It is no wonder many become discouraged and give up the practice. A common lament is they just think to much to meditate. This is a variant of the theme beginners who feel discouraged in the initial phase of Yoga practice express that they aren’t flexible enough to do Yoga. This is not so, of course, and an unfortunate early form of obstacle and resistance that will keep the novice from solving those very difficulties.
It is in these casse that the need may be greatest as stress and it deleterious effects may be undermining health and wellbeing and ruining a great opportunity to enjoy a more peaceful, healthy and enjoyable life.
In classical sitting meditative disciplines a more self-accepting attitude as well as a strong ethos that demands cosistent and persistant practice exists to overcome these initial obstacles. For many who are navigating busy and overwhelming lives though, recognizing and adapting the practice itself may be the solution.
Below are some steps to employ the busy mind in strategies to develop and expand upon basic mental focus skills that canin turn build the concentration, contemplation and meditation strength in a more incremental ways. This approach recognizes that though the mind may resist attempts to slow down, as even modest gains are made the draw to take care of your inner self can grow.
Here you may learn how to stay focused through the turmoil of life by following a few tips that teach you how to concentrate on your goal. Be as patient and accepting of yourself as you can. Again, the support of a teacher of a friend with experience can offer helpful support and guidance.
One of the main problems that deter a person’s success is their lack of concentration. Lapses encourage disturbances to get in the way and stall progress. If ones wishes to proceed on their road to success, it is imperative they learn how to concentrate. Here are some easy to learn exercises that are easy to implement.
1) Silence or Noise:
Most people cannot concentrate when it is too noisy, but others work better with music or others in the midst of a crowded room. If you are not aware as yet what best suits you, then try out the different environments. How? Take a notepad and a pencil or pen with you and try and write down a letter in all the three circumstances in a set amount of time. Five minutes. That is all you will need to determine where your source of concentration lies. How? Check not only for length but also for development as that is more important.
2) Focal Point:
Every morning, before you leave for work or on the way, stare at any object for five minutes. You can do this while in the toilet, car or bus. You will find this difficult, but whatever happens, do not move your gaze away. Hold it. Wait. And then, as the minutes pass you may find yourself deeply meditating about things that happened to you yesterday or challenges you have to face in a few minutes. Congratulations. You have begun to explore the art of concentration.

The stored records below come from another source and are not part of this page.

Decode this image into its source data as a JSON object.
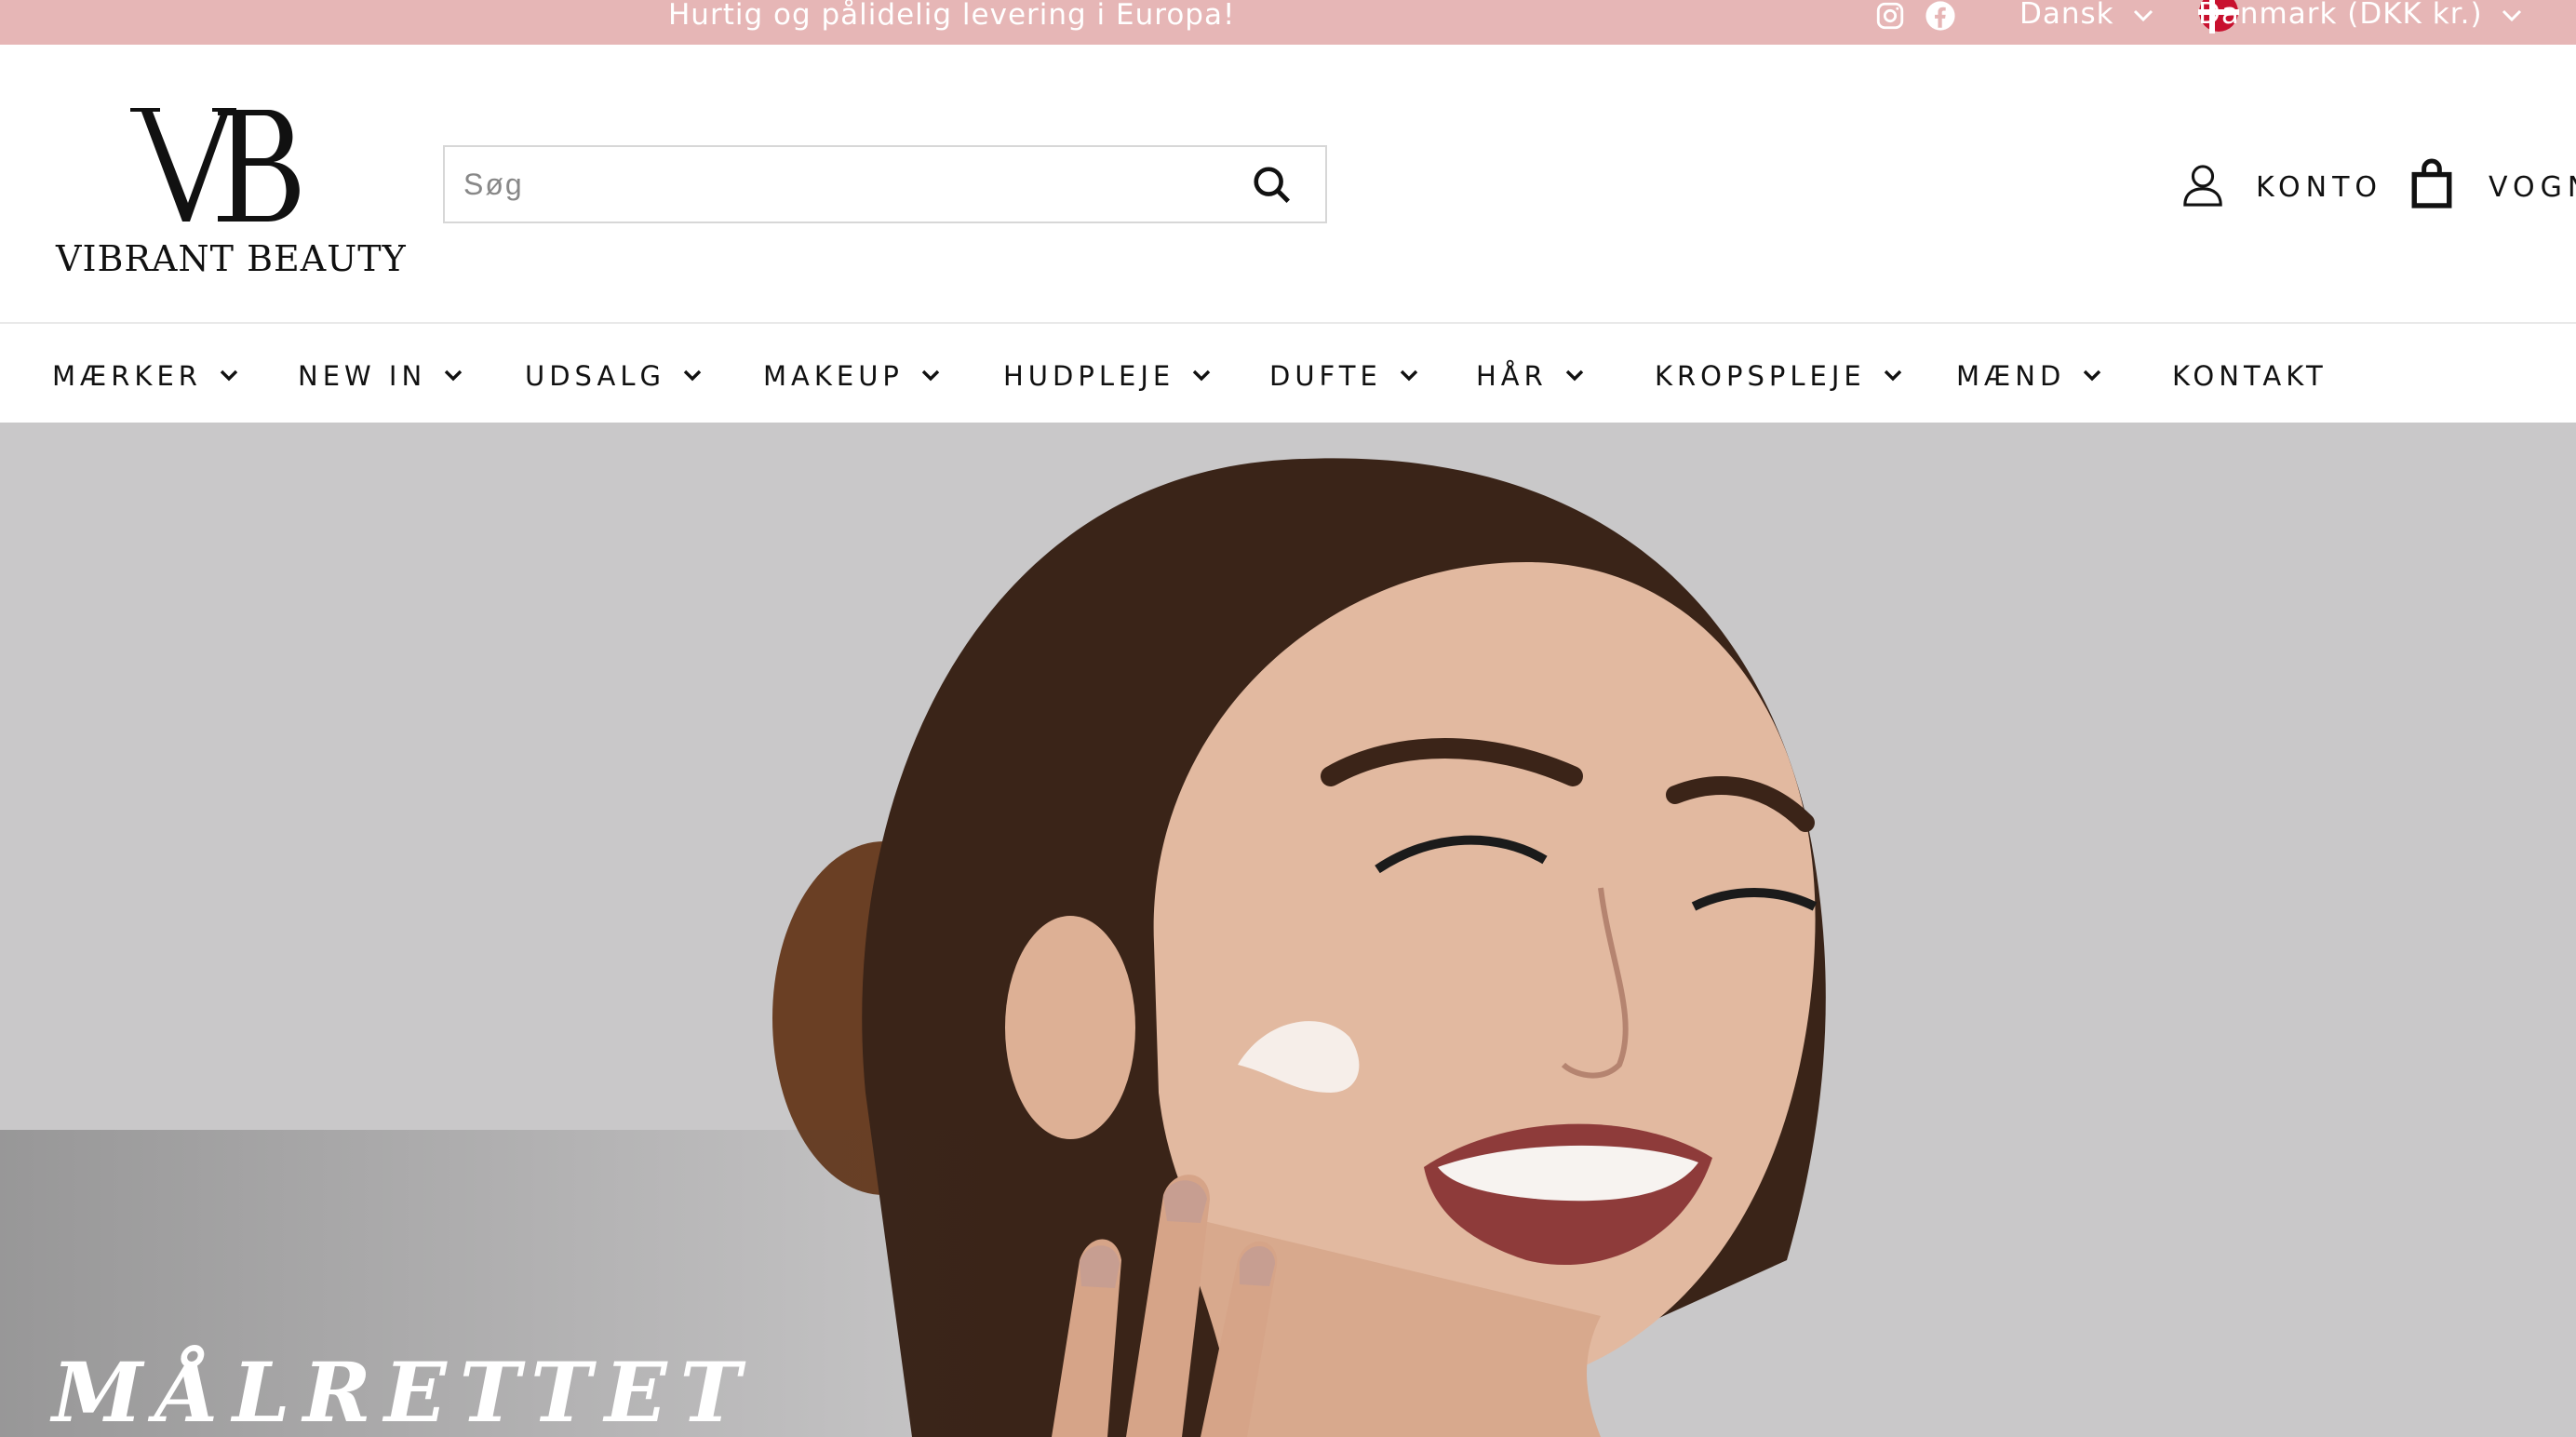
{
  "topbar": {
    "announcement": "Hurtig og pålidelig levering i Europa!",
    "language": "Dansk",
    "country": "Danmark (DKK kr.)"
  },
  "header": {
    "logo_text": "VIBRANT BEAUTY",
    "search_placeholder": "Søg",
    "account_label": "KONTO",
    "cart_label": "VOGN"
  },
  "nav": {
    "items": [
      {
        "label": "MÆRKER"
      },
      {
        "label": "NEW IN"
      },
      {
        "label": "UDSALG"
      },
      {
        "label": "MAKEUP"
      },
      {
        "label": "HUDPLEJE"
      },
      {
        "label": "DUFTE"
      },
      {
        "label": "HÅR"
      },
      {
        "label": "KROPSPLEJE"
      },
      {
        "label": "MÆND"
      },
      {
        "label": "KONTAKT"
      }
    ]
  },
  "hero": {
    "title": "MÅLRETTET"
  },
  "colors": {
    "topbar_bg": "#e6b6b6",
    "hero_bg": "#c9c8c9",
    "flag_red": "#c8102e"
  },
  "icons": [
    "instagram-icon",
    "facebook-icon",
    "chevron-down-icon",
    "denmark-flag-icon",
    "search-icon",
    "user-icon",
    "shopping-bag-icon"
  ]
}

3) Deep Breathing:
In the beginning, you can do this while staring at the object from tip number two, but if you wish to move towards real concentration, do this separately. Sit down on the floor or a chair with your spine straight. If its hard, place a cushion. Close your eyes. Breathe. Count the number of inhales. When you have reached 100, start counting backwards but this time count the exhales. If you get lost or distracted start over. Mastering this will take you a while, but once you do move on to other kinds of mathmatical calculations such as naming the months of the year from December backwards or alphabetically. After that, make up exercises as you like.
Focus on an animal: cat, dog or even ant or bird. Follow their every movement as if they exist in a vaccumm. Study every tiny spot on their body. The point of this is to learn how to diversify your concentration in such a way that movement does not deter you from your goal.
Practice the above four tips and like magic, you may start enjoying life to its fullest because you will be able to focus on the things you want to focus on and disregard those that disrupt. Practice the above tips daily and you will be that much more closer to achieving your dreams and goals. As always please read my website disclaimer before beginning this or any practice described here.